MRM parameters like retention time, declustering potential (DP) and collision energy (CE) from an existing triple quadrupole method are fully transferrable. 

Figure 3. TOF MS extracted ion chromatogram of 17 PFAS. Good separation was achieved for most of the 17 PFAS compounds analysed.

MRMHR Quantitation of PFAS

Chromatogram of 17 PFAS utilizing extracted precursor ion data from TOF-MS scan are shown (Figure 3).

High selectivity data: Comparing 0.2 ppb post spiked in matrix blank, PFHpA show higher selectivity in MRMHR mode as compared to TOF-MS mode for quantification (Figure 1). Monitoring the high resolution fragment ion from the full scan MS/MS data collected provides greater specificity and reduced baseline, so signal-to-noise demonstrates marked improvement and method sensitivity is maximized.

Linearity and accuracy: The 17 monitored PFAS demonstrate good linearity and accuracy (Figure 4) with the correlation coefficients above 0.99. Accuracy values are within the permissible deviation range for LOD and LOQ according to the national standards.

Ion ratio calculations: Ion ratios can be easily calculated using the SCIEX OS software. Ion ratio confirmation can be visually displayed in the chromatogram and result table. Depending on the requirement, the confirmation tolerance can be defined using either constant tolerance or variable tolerance as shown in Figure 5. 

Figure 4. Calibration curve of 17 PFAS with acceptable accuracy and linear response.

Figure 5. Setting up tolerance for ion ratios confirmation. Constant tolerance (same percent difference from measured standard ion ratio) or variable tolerance (varying percent difference dependant on concentration level) can be utilized when determining whether an unknown same meets the criteria for qualitative analyte identification by ion ratio confirmation. Different levels of percent difference can be defined by the user to be flagged as within “Acceptable,” “Marginal,” or “Unacceptable.”

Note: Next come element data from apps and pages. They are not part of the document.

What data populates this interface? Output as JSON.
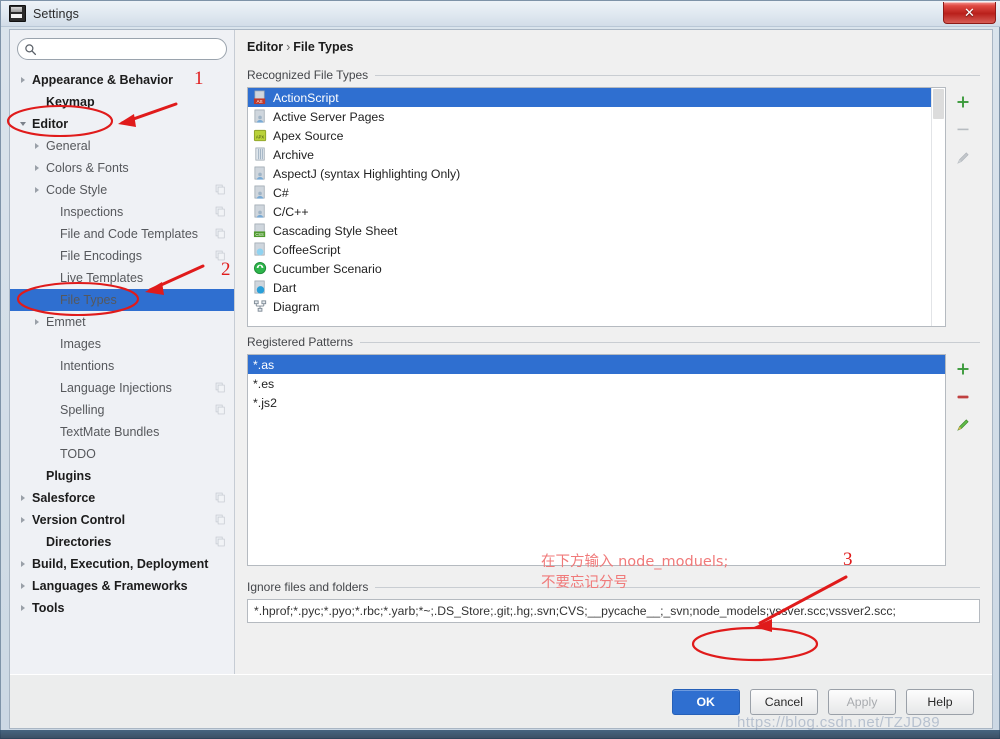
{
  "window": {
    "title": "Settings",
    "icon": "settings-app-icon",
    "close_label": "✕"
  },
  "search": {
    "value": "",
    "placeholder": "",
    "icon": "search-icon"
  },
  "sidebar": {
    "items": [
      {
        "label": "Appearance & Behavior",
        "indent": 0,
        "twisty": "collapsed",
        "bold": true,
        "badge": false
      },
      {
        "label": "Keymap",
        "indent": 1,
        "twisty": "none",
        "bold": true,
        "badge": false
      },
      {
        "label": "Editor",
        "indent": 0,
        "twisty": "expanded",
        "bold": true,
        "badge": false
      },
      {
        "label": "General",
        "indent": 1,
        "twisty": "collapsed",
        "bold": false,
        "badge": false
      },
      {
        "label": "Colors & Fonts",
        "indent": 1,
        "twisty": "collapsed",
        "bold": false,
        "badge": false
      },
      {
        "label": "Code Style",
        "indent": 1,
        "twisty": "collapsed",
        "bold": false,
        "badge": true
      },
      {
        "label": "Inspections",
        "indent": 2,
        "twisty": "none",
        "bold": false,
        "badge": true
      },
      {
        "label": "File and Code Templates",
        "indent": 2,
        "twisty": "none",
        "bold": false,
        "badge": true
      },
      {
        "label": "File Encodings",
        "indent": 2,
        "twisty": "none",
        "bold": false,
        "badge": true
      },
      {
        "label": "Live Templates",
        "indent": 2,
        "twisty": "none",
        "bold": false,
        "badge": false
      },
      {
        "label": "File Types",
        "indent": 2,
        "twisty": "none",
        "bold": false,
        "badge": false,
        "selected": true
      },
      {
        "label": "Emmet",
        "indent": 1,
        "twisty": "collapsed",
        "bold": false,
        "badge": false
      },
      {
        "label": "Images",
        "indent": 2,
        "twisty": "none",
        "bold": false,
        "badge": false
      },
      {
        "label": "Intentions",
        "indent": 2,
        "twisty": "none",
        "bold": false,
        "badge": false
      },
      {
        "label": "Language Injections",
        "indent": 2,
        "twisty": "none",
        "bold": false,
        "badge": true
      },
      {
        "label": "Spelling",
        "indent": 2,
        "twisty": "none",
        "bold": false,
        "badge": true
      },
      {
        "label": "TextMate Bundles",
        "indent": 2,
        "twisty": "none",
        "bold": false,
        "badge": false
      },
      {
        "label": "TODO",
        "indent": 2,
        "twisty": "none",
        "bold": false,
        "badge": false
      },
      {
        "label": "Plugins",
        "indent": 1,
        "twisty": "none",
        "bold": true,
        "badge": false
      },
      {
        "label": "Salesforce",
        "indent": 0,
        "twisty": "collapsed",
        "bold": true,
        "badge": true
      },
      {
        "label": "Version Control",
        "indent": 0,
        "twisty": "collapsed",
        "bold": true,
        "badge": true
      },
      {
        "label": "Directories",
        "indent": 1,
        "twisty": "none",
        "bold": true,
        "badge": true
      },
      {
        "label": "Build, Execution, Deployment",
        "indent": 0,
        "twisty": "collapsed",
        "bold": true,
        "badge": false
      },
      {
        "label": "Languages & Frameworks",
        "indent": 0,
        "twisty": "collapsed",
        "bold": true,
        "badge": false
      },
      {
        "label": "Tools",
        "indent": 0,
        "twisty": "collapsed",
        "bold": true,
        "badge": false
      }
    ]
  },
  "breadcrumb": {
    "parent": "Editor",
    "separator": "›",
    "current": "File Types"
  },
  "recognized": {
    "title": "Recognized File Types",
    "items": [
      {
        "label": "ActionScript",
        "icon": "actionscript-file-icon",
        "selected": true
      },
      {
        "label": "Active Server Pages",
        "icon": "asp-file-icon"
      },
      {
        "label": "Apex Source",
        "icon": "apex-file-icon"
      },
      {
        "label": "Archive",
        "icon": "archive-file-icon"
      },
      {
        "label": "AspectJ (syntax Highlighting Only)",
        "icon": "aspectj-file-icon"
      },
      {
        "label": "C#",
        "icon": "csharp-file-icon"
      },
      {
        "label": "C/C++",
        "icon": "cpp-file-icon"
      },
      {
        "label": "Cascading Style Sheet",
        "icon": "css-file-icon"
      },
      {
        "label": "CoffeeScript",
        "icon": "coffeescript-file-icon"
      },
      {
        "label": "Cucumber Scenario",
        "icon": "cucumber-file-icon"
      },
      {
        "label": "Dart",
        "icon": "dart-file-icon"
      },
      {
        "label": "Diagram",
        "icon": "diagram-file-icon"
      }
    ],
    "buttons": [
      {
        "name": "add-file-type-button",
        "icon": "plus-icon",
        "enabled": true
      },
      {
        "name": "remove-file-type-button",
        "icon": "minus-icon",
        "enabled": false
      },
      {
        "name": "edit-file-type-button",
        "icon": "pencil-icon",
        "enabled": false
      }
    ]
  },
  "patterns": {
    "title": "Registered Patterns",
    "items": [
      {
        "label": "*.as",
        "selected": true
      },
      {
        "label": "*.es"
      },
      {
        "label": "*.js2"
      }
    ],
    "buttons": [
      {
        "name": "add-pattern-button",
        "icon": "plus-icon",
        "enabled": true
      },
      {
        "name": "remove-pattern-button",
        "icon": "minus-icon",
        "enabled": true
      },
      {
        "name": "edit-pattern-button",
        "icon": "pencil-icon",
        "enabled": true
      }
    ]
  },
  "ignore": {
    "title": "Ignore files and folders",
    "value": "*.hprof;*.pyc;*.pyo;*.rbc;*.yarb;*~;.DS_Store;.git;.hg;.svn;CVS;__pycache__;_svn;node_models;vssver.scc;vssver2.scc;",
    "placeholder": ""
  },
  "footer": {
    "ok": "OK",
    "cancel": "Cancel",
    "apply": "Apply",
    "help": "Help"
  },
  "annotations": {
    "marker_1": "1",
    "marker_2": "2",
    "marker_3": "3",
    "note_line_1": "在下方输入 node_moduels;",
    "note_line_2": "不要忘记分号",
    "watermark": "https://blog.csdn.net/TZJD89"
  },
  "colors": {
    "selection": "#2f6fd0",
    "annotation_red": "#e01b1b",
    "note_pink": "#f07a7a",
    "add_green": "#3a9a3a",
    "remove_red": "#c04040"
  }
}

Detection of PFAS in food contact materials

SCIEX OS Software combines both qualitative and quantitative results in one single interface (Figure 6). The result table show the retention time, concentration, peak area, ion ratio confirmation and the mass error of 0.9ppm for a sample tested positive with PFOA.

Among the eight samples, eight types of PFAS were detected as shown in Table 2. Two out of eight samples have levels which exceeded regulated level of 1ng/g by national standard. Most of the detected PFAS are the acid derivatives of PFOA and primarily found in non-stick pan coating and disposable meal boxes. The number of actual samples collected in this test is rather small; hence statistically it does not imply that all related products are unsafe for consumers. 

Figure 6. PFOA results in actual sample.

Table 2. PFAS Content in Different Food Contact Samples.


The SCIEX X500R QTOF System and SCIEX OS Software brings powerful performance capabilities for routine testing of PFAS. The unique MRMHR quantification method enables high selectivity even in real sample with matrix interference. This improves the detection and quantification of PFAS which can meet the EU regulation and national standards in China.

Although the concentration of PFAS in most of the test samples falls below the regulated level, the detection rate of perfluorinated alkyl substances is relatively high indicating that the quality of food contact/packaging materials may pose potential risks on consumer’s health. 



  1. Xu R, Tan H, Yang H B, et al. (2014) Food and Fermentation Industries, 40(10):  205.
  2. Kannan K, Tao L, Sinclair E, et al. (2005) Arch Environ Con Tox, 48: 559.
  3. GB 31604.35-2016, National Food Safety Standard - Food contact materials and products - Determination of perfluorooctane sulfonate (PFOS) and perfluorooctanoic acid (PFOA).